Oral cancer develops and progresses by accumulation of genetic alterations. The interrelationship between these alterations and their sequence of occurrence in oral cancers has not been thoroughly understood. In the present study, we applied oncogenetic tree models to comparative genomic hybridization (CGH) data of 97 primary oral cancers to identify pathways of progression. CGH revealed the most frequent gains on chromosomes 8q (72.4%) and 9q (41.2%) and frequent losses on 3p (49.5%) and 8p (47.5%). Both mixture and distance-based tree models suggested multiple progression pathways and identified +8q as an early event. The mixture model suggested two independent pathways namely a major pathway with -8p and a less frequent pathway with +9q. The distance-based tree identified three progression pathways, one characterized by -8p, another by -3p and the third by alterations +11q and +7p. Differences were observed in cytogenetic pathways of node-positive and node-negative oral cancers.
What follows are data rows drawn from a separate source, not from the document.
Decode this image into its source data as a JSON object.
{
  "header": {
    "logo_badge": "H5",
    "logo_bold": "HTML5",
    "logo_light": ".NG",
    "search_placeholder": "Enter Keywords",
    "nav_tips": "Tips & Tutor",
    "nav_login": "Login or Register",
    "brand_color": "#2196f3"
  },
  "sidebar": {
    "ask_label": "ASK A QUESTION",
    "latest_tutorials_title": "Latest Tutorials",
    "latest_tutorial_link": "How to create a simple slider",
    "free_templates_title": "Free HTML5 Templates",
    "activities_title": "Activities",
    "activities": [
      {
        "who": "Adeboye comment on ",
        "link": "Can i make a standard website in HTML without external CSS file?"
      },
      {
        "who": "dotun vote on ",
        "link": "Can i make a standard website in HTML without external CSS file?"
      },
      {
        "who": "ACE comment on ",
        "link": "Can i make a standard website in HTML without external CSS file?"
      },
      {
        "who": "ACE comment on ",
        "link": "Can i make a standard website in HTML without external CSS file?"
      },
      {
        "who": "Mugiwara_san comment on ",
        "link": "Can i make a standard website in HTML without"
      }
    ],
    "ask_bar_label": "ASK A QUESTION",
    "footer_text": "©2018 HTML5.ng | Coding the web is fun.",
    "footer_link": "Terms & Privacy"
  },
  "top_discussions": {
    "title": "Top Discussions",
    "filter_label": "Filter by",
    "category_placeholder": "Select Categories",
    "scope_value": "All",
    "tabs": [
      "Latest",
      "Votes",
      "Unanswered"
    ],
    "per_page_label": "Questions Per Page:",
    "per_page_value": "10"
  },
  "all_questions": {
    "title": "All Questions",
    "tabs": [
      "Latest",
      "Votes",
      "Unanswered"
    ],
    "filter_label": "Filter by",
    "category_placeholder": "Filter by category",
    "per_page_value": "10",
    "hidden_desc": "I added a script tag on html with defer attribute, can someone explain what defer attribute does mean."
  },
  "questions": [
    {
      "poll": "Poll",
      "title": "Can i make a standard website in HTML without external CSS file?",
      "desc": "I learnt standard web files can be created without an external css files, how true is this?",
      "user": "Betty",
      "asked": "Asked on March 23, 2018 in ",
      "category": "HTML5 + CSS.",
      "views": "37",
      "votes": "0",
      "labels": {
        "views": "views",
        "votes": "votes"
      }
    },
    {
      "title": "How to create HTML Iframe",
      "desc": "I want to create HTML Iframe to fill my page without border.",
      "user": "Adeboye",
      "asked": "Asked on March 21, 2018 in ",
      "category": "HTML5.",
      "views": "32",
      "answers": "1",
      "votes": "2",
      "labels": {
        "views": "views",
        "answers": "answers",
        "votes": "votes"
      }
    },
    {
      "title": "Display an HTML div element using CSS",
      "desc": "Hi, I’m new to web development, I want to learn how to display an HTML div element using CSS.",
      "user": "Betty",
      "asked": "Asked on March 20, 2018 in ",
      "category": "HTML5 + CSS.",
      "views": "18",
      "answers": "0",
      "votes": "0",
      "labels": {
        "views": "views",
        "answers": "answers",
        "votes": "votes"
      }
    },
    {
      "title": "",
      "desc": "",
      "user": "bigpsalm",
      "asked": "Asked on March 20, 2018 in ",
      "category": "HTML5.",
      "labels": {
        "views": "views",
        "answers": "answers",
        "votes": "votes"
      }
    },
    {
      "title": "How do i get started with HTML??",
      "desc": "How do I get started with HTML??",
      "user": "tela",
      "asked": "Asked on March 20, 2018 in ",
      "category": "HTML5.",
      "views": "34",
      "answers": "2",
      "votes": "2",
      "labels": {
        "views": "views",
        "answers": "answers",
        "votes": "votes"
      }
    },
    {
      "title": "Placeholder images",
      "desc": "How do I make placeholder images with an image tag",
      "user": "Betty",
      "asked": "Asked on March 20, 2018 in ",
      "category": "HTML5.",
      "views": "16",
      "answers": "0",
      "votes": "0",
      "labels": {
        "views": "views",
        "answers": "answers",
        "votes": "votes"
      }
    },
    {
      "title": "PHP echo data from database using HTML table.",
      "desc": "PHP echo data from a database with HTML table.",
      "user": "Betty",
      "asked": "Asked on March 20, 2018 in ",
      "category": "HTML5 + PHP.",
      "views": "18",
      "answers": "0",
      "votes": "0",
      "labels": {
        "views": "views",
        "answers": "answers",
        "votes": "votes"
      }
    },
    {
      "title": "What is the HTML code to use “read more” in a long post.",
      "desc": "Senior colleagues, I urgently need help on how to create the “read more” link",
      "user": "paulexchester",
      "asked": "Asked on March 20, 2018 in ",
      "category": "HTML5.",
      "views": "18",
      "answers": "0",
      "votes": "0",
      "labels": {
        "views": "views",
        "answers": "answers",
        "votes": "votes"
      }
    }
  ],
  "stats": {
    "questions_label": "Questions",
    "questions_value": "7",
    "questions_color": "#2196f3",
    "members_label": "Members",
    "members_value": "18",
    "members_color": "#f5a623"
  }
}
Node-positive cancers were characterized by more non-random aberrations (n = 11) and progressed via -8p or -3p. On the other hand, node-negative cancers involved fewer non-random alterations (n = 6) and progressed along -3p. In summary, the tree models for oral cancers provided novel information about the interactions between genetic alterations and predicted their probable order of occurrence.
Copyright 2008 UICC.